• DATA RECORDS:
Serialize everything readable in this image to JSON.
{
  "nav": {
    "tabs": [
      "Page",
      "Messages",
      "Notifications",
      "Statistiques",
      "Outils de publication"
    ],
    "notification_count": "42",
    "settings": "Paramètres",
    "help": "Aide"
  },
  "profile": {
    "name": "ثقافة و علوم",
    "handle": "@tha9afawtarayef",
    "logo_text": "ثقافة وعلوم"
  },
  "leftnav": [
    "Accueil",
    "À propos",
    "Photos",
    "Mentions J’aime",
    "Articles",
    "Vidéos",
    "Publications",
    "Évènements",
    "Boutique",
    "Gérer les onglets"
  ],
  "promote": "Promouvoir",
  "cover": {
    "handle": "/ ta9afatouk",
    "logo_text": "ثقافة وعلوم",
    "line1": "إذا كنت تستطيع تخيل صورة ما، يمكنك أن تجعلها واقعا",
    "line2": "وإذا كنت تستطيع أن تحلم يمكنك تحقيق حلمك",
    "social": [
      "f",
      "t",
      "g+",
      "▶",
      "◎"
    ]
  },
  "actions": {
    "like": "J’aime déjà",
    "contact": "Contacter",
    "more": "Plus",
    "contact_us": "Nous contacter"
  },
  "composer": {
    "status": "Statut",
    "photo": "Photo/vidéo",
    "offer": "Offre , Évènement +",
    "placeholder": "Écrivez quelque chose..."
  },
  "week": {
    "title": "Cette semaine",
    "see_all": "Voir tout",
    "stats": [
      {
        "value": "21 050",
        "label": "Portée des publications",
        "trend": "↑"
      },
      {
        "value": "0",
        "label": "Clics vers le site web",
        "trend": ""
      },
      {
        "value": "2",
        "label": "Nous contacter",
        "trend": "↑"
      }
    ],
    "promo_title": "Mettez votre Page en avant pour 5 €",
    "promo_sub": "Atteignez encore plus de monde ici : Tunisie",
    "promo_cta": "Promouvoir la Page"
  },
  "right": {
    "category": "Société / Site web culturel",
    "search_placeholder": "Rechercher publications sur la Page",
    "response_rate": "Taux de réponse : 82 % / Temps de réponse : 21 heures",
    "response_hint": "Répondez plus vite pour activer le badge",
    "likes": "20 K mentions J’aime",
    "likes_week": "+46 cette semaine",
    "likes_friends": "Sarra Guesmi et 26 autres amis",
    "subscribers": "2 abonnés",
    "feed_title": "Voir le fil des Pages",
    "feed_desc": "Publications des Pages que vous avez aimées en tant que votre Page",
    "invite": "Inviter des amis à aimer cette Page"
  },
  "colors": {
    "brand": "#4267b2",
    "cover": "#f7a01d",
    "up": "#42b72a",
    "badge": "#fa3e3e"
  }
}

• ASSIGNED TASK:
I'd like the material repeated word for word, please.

• EXERCISE RESULT:
Serialize everything readable in this image to JSON.
{
  "nav": {
    "tabs": [
      "Page",
      "Messages",
      "Notifications",
      "Statistiques",
      "Outils de publication"
    ],
    "notification_count": "42",
    "settings": "Paramètres",
    "help": "Aide"
  },
  "profile": {
    "name": "ثقافة و علوم",
    "handle": "@tha9afawtarayef",
    "logo_text": "ثقافة وعلوم"
  },
  "leftnav": [
    "Accueil",
    "À propos",
    "Photos",
    "Mentions J’aime",
    "Articles",
    "Vidéos",
    "Publications",
    "Évènements",
    "Boutique",
    "Gérer les onglets"
  ],
  "promote": "Promouvoir",
  "cover": {
    "handle": "/ ta9afatouk",
    "logo_text": "ثقافة وعلوم",
    "line1": "إذا كنت تستطيع تخيل صورة ما، يمكنك أن تجعلها واقعا",
    "line2": "وإذا كنت تستطيع أن تحلم يمكنك تحقيق حلمك",
    "social": [
      "f",
      "t",
      "g+",
      "▶",
      "◎"
    ]
  },
  "actions": {
    "like": "J’aime déjà",
    "contact": "Contacter",
    "more": "Plus",
    "contact_us": "Nous contacter"
  },
  "composer": {
    "status": "Statut",
    "photo": "Photo/vidéo",
    "offer": "Offre , Évènement +",
    "placeholder": "Écrivez quelque chose..."
  },
  "week": {
    "title": "Cette semaine",
    "see_all": "Voir tout",
    "stats": [
      {
        "value": "21 050",
        "label": "Portée des publications",
        "trend": "↑"
      },
      {
        "value": "0",
        "label": "Clics vers le site web",
        "trend": ""
      },
      {
        "value": "2",
        "label": "Nous contacter",
        "trend": "↑"
      }
    ],
    "promo_title": "Mettez votre Page en avant pour 5 €",
    "promo_sub": "Atteignez encore plus de monde ici : Tunisie",
    "promo_cta": "Promouvoir la Page"
  },
  "right": {
    "category": "Société / Site web culturel",
    "search_placeholder": "Rechercher publications sur la Page",
    "response_rate": "Taux de réponse : 82 % / Temps de réponse : 21 heures",
    "response_hint": "Répondez plus vite pour activer le badge",
    "likes": "20 K mentions J’aime",
    "likes_week": "+46 cette semaine",
    "likes_friends": "Sarra Guesmi et 26 autres amis",
    "subscribers": "2 abonnés",
    "feed_title": "Voir le fil des Pages",
    "feed_desc": "Publications des Pages que vous avez aimées en tant que votre Page",
    "invite": "Inviter des amis à aimer cette Page"
  },
  "colors": {
    "brand": "#4267b2",
    "cover": "#f7a01d",
    "up": "#42b72a",
    "badge": "#fa3e3e"
  }
}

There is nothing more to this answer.